46 - Putin
This one naturally is mostly about the subject matter. However, it might be the best marriage of his New Oreleans shuffle sound and lavish arrangements. As for the Vladimir Putin inspiration, Randy Newman has said, "I think it was just personal vanity of some kind, like he wanted to be Tom Cruise. It wasn't enough to be the richest and most powerful. He wanted to be the most handsome and a superhero, throwing young people around and wrestling."

47 - Sigmund Freud's Impersonation Of Albert Einstein In America
He's always referenced as the most literary songwriters (in the 80s and 90s parroting rock critics couldn't stop referencing Raymond Carver as an author comp). This one is directly from E.L. Doctrow's Ragtime (a book and movie I loved) and Newman was doing the score for it. Do yourself a favor and watch that movie, read the book and take a look at the lyrics to this.

48 - Miami
You will not find this song in many Randy Newman best of lists. There is something hooky about this weird music to me; I've never been able to shake this one musically. Lyrically the verses are little vignettes about fictional Miami characters. On the same record as "I Love L.A.", "Miami" is the opposite coast antipode to it, with an overly rosy depiction, "Miami - blue day. Best dope in the world, and it's free."

49 - The Beehive State
I really wish this first record of Randy's was better recorded. If it was, several of these songs would have more of a half-life. That said, this is a weird musical curio with lyrics sung from the floor of the U.S. Senate with senators advocating for their states. Kind of a song that could belong on Good Old Boys if better recorded.

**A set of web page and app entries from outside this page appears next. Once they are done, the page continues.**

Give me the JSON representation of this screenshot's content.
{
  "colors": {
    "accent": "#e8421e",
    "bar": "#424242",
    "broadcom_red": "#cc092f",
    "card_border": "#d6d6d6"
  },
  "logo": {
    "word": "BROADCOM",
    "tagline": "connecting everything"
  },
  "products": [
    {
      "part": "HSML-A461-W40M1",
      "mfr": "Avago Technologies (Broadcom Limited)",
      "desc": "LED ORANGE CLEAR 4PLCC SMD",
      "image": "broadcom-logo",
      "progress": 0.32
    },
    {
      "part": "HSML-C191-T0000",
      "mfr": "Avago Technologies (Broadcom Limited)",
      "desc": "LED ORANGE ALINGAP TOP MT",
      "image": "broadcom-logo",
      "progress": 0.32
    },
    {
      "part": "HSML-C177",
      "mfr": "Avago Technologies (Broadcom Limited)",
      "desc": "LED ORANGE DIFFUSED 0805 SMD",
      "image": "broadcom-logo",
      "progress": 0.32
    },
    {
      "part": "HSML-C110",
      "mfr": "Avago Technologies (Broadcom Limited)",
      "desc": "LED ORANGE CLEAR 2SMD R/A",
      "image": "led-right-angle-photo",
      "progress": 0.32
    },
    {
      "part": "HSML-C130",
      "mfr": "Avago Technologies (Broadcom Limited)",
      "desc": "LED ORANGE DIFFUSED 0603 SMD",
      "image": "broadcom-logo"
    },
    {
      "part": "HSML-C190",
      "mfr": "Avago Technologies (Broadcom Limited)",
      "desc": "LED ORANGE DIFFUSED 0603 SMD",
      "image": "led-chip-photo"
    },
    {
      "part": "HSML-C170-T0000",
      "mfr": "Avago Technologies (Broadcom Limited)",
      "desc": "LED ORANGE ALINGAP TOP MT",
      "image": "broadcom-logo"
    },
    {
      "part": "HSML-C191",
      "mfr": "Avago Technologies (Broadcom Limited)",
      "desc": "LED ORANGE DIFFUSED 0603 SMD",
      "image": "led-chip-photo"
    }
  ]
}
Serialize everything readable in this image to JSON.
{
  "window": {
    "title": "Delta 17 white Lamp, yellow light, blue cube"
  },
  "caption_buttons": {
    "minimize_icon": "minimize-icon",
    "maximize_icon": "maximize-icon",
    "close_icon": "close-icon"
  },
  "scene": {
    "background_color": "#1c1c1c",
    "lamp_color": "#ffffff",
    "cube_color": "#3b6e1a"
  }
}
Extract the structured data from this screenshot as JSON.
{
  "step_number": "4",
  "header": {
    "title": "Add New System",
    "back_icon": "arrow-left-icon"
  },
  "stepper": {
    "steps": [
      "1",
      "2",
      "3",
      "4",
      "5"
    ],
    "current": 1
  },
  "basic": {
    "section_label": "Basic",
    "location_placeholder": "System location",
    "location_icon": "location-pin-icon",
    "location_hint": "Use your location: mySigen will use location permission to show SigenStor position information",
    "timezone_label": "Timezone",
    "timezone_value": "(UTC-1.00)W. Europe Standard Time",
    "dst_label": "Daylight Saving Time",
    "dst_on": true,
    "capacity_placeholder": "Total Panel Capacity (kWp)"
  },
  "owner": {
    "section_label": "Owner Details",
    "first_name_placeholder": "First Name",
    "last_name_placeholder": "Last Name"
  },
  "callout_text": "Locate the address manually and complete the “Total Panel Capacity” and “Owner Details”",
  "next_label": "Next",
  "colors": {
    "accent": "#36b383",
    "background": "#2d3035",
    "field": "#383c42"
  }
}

50 - Back On My Feet Again
Speaking of Good Old Boys, this is a great one to close a list like this. It still has that populist spirit of that great Southern opus, plus silly funny stories, sung from non-Randy characters' perspectives and lively music. Everything you could want from a Randy Newman song.

Dive In

I could have made this list with 60 or even 75 songs, yet we gotta draw the line somewhere. If this introductory list doesn't show you the way in to Randy, then what's the point. That said, if anybody is liking this playlist and wants the next few songs on

I will say that if you want to take deeper dives, feel free to listen to any full album of his from any era. I would say Born Again might be the weakest record; and where even the great Land Of Dreams album has a big-swing misfire like "Masterman and Baby J" - if you like these 50 songs, then he's got another 50 that you'll want to try on for size as well.

Happy listening.